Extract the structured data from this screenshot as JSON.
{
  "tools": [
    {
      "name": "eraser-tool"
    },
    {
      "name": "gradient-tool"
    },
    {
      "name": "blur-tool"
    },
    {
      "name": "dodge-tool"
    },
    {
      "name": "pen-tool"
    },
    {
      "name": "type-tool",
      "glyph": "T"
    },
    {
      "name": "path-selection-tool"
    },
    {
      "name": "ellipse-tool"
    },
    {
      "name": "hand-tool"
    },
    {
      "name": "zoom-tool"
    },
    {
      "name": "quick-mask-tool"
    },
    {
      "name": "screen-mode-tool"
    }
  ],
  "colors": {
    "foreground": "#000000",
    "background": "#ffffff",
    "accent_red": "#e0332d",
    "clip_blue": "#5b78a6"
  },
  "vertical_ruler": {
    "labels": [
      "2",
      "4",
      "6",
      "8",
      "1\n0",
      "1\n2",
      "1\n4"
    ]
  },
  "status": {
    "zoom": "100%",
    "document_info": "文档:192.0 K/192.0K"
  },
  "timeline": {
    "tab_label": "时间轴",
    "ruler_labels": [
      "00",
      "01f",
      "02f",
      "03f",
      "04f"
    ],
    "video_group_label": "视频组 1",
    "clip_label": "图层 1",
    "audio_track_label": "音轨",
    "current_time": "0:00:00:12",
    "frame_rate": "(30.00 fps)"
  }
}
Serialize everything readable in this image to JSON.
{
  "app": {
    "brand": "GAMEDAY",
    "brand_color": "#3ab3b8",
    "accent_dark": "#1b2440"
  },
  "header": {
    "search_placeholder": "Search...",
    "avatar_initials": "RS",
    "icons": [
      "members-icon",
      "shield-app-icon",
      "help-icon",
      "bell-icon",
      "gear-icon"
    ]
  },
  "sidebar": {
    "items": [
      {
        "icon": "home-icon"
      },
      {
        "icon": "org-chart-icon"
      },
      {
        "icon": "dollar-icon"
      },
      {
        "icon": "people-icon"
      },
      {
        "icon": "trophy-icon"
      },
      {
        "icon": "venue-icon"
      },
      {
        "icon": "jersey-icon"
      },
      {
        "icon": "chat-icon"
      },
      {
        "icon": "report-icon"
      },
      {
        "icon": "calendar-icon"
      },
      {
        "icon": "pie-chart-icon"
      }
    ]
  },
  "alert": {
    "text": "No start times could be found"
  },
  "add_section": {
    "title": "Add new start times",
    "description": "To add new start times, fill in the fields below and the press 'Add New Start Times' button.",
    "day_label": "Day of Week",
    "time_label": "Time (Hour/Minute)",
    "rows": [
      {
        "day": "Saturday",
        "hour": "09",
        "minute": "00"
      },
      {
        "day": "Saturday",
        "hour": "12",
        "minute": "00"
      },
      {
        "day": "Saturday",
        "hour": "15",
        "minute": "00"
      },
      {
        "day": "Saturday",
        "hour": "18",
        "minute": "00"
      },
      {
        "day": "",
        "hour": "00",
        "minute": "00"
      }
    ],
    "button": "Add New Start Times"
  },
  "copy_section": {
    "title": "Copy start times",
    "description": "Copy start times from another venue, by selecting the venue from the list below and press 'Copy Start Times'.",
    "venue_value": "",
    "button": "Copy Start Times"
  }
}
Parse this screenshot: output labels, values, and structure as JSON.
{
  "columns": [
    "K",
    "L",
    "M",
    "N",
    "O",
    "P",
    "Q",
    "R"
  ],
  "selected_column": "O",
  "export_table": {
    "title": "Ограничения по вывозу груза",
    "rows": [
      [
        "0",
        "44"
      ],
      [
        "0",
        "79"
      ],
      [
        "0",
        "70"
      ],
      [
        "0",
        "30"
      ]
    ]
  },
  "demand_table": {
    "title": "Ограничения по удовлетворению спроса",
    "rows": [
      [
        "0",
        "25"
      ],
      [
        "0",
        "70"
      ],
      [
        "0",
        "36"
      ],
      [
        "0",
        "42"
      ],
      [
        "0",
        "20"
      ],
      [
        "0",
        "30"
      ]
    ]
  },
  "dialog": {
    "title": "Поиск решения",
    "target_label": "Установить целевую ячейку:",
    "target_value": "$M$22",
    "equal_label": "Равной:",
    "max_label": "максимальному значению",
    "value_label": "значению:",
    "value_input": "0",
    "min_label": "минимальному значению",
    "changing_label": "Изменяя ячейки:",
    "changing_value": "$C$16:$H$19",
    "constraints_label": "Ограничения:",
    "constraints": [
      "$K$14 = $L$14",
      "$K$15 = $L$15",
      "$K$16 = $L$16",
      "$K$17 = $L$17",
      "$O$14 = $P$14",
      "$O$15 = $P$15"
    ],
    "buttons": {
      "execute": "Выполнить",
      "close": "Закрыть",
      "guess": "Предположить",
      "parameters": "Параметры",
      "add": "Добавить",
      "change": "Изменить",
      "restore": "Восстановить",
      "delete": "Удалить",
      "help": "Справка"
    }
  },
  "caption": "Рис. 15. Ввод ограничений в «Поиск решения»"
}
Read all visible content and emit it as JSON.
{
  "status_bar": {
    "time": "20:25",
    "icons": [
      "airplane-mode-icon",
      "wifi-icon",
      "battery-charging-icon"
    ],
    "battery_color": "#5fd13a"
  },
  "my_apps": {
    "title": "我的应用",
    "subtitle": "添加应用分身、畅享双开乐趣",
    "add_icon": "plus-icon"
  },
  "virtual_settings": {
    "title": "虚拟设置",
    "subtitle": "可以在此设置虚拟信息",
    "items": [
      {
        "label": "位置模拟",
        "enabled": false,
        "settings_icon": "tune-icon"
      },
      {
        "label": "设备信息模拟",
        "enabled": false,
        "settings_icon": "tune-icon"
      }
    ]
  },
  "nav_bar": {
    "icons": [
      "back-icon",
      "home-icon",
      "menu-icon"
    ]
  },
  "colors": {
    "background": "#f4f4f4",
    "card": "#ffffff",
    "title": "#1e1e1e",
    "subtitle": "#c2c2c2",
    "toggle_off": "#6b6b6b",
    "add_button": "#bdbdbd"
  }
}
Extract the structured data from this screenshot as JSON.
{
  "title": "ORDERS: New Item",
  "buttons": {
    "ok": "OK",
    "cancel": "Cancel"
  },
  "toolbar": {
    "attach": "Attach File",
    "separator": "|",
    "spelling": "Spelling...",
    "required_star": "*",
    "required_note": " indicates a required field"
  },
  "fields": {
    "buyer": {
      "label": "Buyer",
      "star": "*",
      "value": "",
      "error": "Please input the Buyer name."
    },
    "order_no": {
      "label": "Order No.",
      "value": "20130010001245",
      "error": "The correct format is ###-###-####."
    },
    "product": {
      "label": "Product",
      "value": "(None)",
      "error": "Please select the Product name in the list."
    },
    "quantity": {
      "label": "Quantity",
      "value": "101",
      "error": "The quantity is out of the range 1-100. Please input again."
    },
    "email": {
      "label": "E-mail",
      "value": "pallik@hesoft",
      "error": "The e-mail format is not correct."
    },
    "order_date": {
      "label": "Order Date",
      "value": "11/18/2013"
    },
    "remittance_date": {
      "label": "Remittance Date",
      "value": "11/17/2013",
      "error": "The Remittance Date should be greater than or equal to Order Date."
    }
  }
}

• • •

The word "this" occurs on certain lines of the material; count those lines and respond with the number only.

*RESPONSE BOX*
4